The Complete Guide to Chain

# 2.2.2 Repeated Load Tension, Fatigue Failure

In Basics Section 2.2.1, we looked at the case of rotating chains without load. In this section, we'll examine rotating chains with load, a typical use of chains.

In Figure 2.15, the left sprocket is the driving side (power input) and the right sprocket is the driven side (power output). If we apply counterclockwise rotation power to the driving sprocket while adding resistance to the driven sprocket, then the chain is loaded in tension mainly at the D~A span, and tension is smaller in the other parts. Figure 2.16 shows this relation.

Chains in most applications are typically loaded by cyclical tension. Chain fatigue is tested under pulsating tension via a fixture. The fatigue limit will occur between 106 to 107 times. Figure 2.17 shows the concept of repeated load tension, where Pa represents the amplitude.

NOTE: If the minimum force is zero, the chain is free to move during testing. Therefore, JIS provides Pmin = Pmax × 1/11, as in Figure 2.17.

When a chain that is more than five links and of linear configuration receives repeated load, it can be shown as a solid line (as in Figure 2.17).
JIS B 1801-1990 defines the breakage load in 5 x 106 times:

Pmax = Pm + Pa = 2.2 Pa

as the maximum allowable load. Figure 2.18 shows one result of fatigue examination in this way. In the figure, the vertical axis is Pmax and the horizontal axis is the number of repetitions. When the repetitions are less than 104 times, the test results fluctuate greatly. Therefore, these figures are practically useless, and are not shown here.

In the previous paragraph, we need to be alert to what the JIS regulation is really saying: "JIS B 1801-1990 defines...Pmax = 2.2 Pa as the maximum allowable load." This is set up with wrapping transmission as a model (as shown in Figure 2.15), and with the supposition that the smaller load side tension is 10 percent of the larger load side tension.

In actual practice, even if we use wrapping transmission, the smaller load side tension may be almost zero; and in the case of hanging or lifting, the chain's slack side also doesn't receive any load. In these cases, the conditions can be shown as a dotted line (Figure 2.17); chain load = 2 Pa′ and Pmin = 0; therefore 2Pa′ < Pmax .

If you follow the JIS definition of Pmax as maximum allowable load and you choose a chain on the higher limits of the scale, the chain might not stand up to those strength requirements.

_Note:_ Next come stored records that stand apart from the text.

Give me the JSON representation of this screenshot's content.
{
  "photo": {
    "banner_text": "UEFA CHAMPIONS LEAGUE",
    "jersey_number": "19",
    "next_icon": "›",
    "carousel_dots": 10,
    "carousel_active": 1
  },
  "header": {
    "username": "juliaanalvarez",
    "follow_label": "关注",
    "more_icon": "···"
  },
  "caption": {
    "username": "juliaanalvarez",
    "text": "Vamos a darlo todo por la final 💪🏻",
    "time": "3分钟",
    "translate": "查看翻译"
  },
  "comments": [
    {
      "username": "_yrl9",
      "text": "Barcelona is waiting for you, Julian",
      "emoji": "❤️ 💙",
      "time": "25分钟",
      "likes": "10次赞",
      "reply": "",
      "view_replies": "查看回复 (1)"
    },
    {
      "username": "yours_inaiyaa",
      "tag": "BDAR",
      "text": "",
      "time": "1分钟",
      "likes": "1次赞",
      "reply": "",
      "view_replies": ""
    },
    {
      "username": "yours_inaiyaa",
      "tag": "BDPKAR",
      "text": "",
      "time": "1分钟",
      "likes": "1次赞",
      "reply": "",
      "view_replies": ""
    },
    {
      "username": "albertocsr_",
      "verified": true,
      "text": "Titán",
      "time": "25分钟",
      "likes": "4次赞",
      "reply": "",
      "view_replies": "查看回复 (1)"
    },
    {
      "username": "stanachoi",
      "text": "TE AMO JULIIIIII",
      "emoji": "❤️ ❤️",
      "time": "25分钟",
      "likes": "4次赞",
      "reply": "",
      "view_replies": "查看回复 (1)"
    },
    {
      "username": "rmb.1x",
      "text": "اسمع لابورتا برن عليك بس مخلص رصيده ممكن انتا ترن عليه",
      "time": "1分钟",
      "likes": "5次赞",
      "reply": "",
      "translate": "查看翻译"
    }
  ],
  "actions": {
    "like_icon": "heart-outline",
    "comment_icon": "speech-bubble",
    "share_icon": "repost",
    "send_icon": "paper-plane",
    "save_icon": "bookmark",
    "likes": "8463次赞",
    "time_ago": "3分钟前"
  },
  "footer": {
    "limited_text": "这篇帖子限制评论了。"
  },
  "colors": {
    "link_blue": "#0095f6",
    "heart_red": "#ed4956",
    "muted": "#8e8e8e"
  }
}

In some situations a fatigue failure might occur even though it met the JIS requirement for maximum allowable load.

This is the reason that some manufacturers, such as Tsubaki, use 2Pa as the maximum allowable load; or some manufacturers calculate 2Pa under the situation of Pmin = 0 and show this in their catalog. In the latter method, the 2Pa′ value is larger than the value of the former method. The maximum allowable load value of the JIS method is 10 percent greater than the former method of 2Pa .

In addition, some manufacturers, including Tsubaki, establish a fatigue limit for strength at 107 cycles. JIS sets a fatigue strength at 5 x 106 cycles.

Including the JIS scale, there are more than three ways of expressing the same information in manufacturers' catalogs. Therefore, you should not make a final determination about a chain's functions simply by depending on information found in different catalogs. Consider a manufacturer's reliability by checking whether they have their own fatigue-testing equipment. Ask if they show fatigue limit data in their catalogs. The quality guarantee system of ISO 9000 series is checked by third parties (instead of users) to gauge whether or not their system of quality guarantee is adequate. It would be safe to choose manufacturers who are ISO-9000-series certified.